(Data records for software interfaces)
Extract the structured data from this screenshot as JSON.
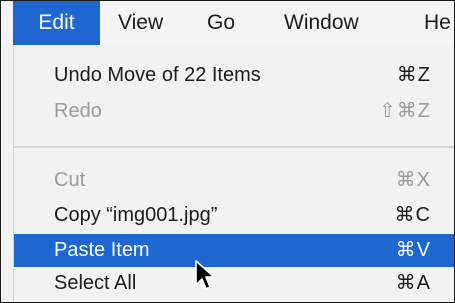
{
  "menubar": {
    "items": [
      {
        "label": "Edit",
        "active": true
      },
      {
        "label": "View"
      },
      {
        "label": "Go"
      },
      {
        "label": "Window"
      },
      {
        "label": "He"
      }
    ]
  },
  "edit_menu": {
    "items": [
      {
        "label": "Undo Move of 22 Items",
        "shortcut": "⌘Z",
        "state": "enabled"
      },
      {
        "label": "Redo",
        "shortcut": "⇧⌘Z",
        "state": "disabled"
      },
      {
        "label": "Cut",
        "shortcut": "⌘X",
        "state": "disabled"
      },
      {
        "label": "Copy “img001.jpg”",
        "shortcut": "⌘C",
        "state": "enabled"
      },
      {
        "label": "Paste Item",
        "shortcut": "⌘V",
        "state": "highlighted"
      },
      {
        "label": "Select All",
        "shortcut": "⌘A",
        "state": "enabled"
      }
    ]
  },
  "colors": {
    "highlight": "#1e66d0",
    "menu_background": "#f2f2f2",
    "disabled_text": "#9a9a9a"
  },
  "icons": {
    "cursor": "arrow-cursor-icon"
  }
}
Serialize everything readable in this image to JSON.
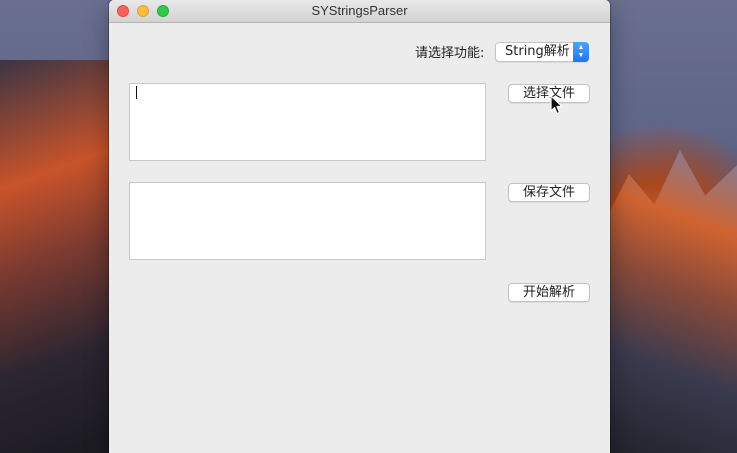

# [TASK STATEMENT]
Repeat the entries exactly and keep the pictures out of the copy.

# [SOLVED PROBLEM]
Extract the structured data from this screenshot as JSON.
{
  "menubar": {
    "items": [
      {
        "label": "Edit",
        "active": true
      },
      {
        "label": "View"
      },
      {
        "label": "Go"
      },
      {
        "label": "Window"
      },
      {
        "label": "He"
      }
    ]
  },
  "edit_menu": {
    "items": [
      {
        "label": "Undo Move of 22 Items",
        "shortcut": "⌘Z",
        "state": "enabled"
      },
      {
        "label": "Redo",
        "shortcut": "⇧⌘Z",
        "state": "disabled"
      },
      {
        "label": "Cut",
        "shortcut": "⌘X",
        "state": "disabled"
      },
      {
        "label": "Copy “img001.jpg”",
        "shortcut": "⌘C",
        "state": "enabled"
      },
      {
        "label": "Paste Item",
        "shortcut": "⌘V",
        "state": "highlighted"
      },
      {
        "label": "Select All",
        "shortcut": "⌘A",
        "state": "enabled"
      }
    ]
  },
  "colors": {
    "highlight": "#1e66d0",
    "menu_background": "#f2f2f2",
    "disabled_text": "#9a9a9a"
  },
  "icons": {
    "cursor": "arrow-cursor-icon"
  }
}
Serialize everything readable in this image to JSON.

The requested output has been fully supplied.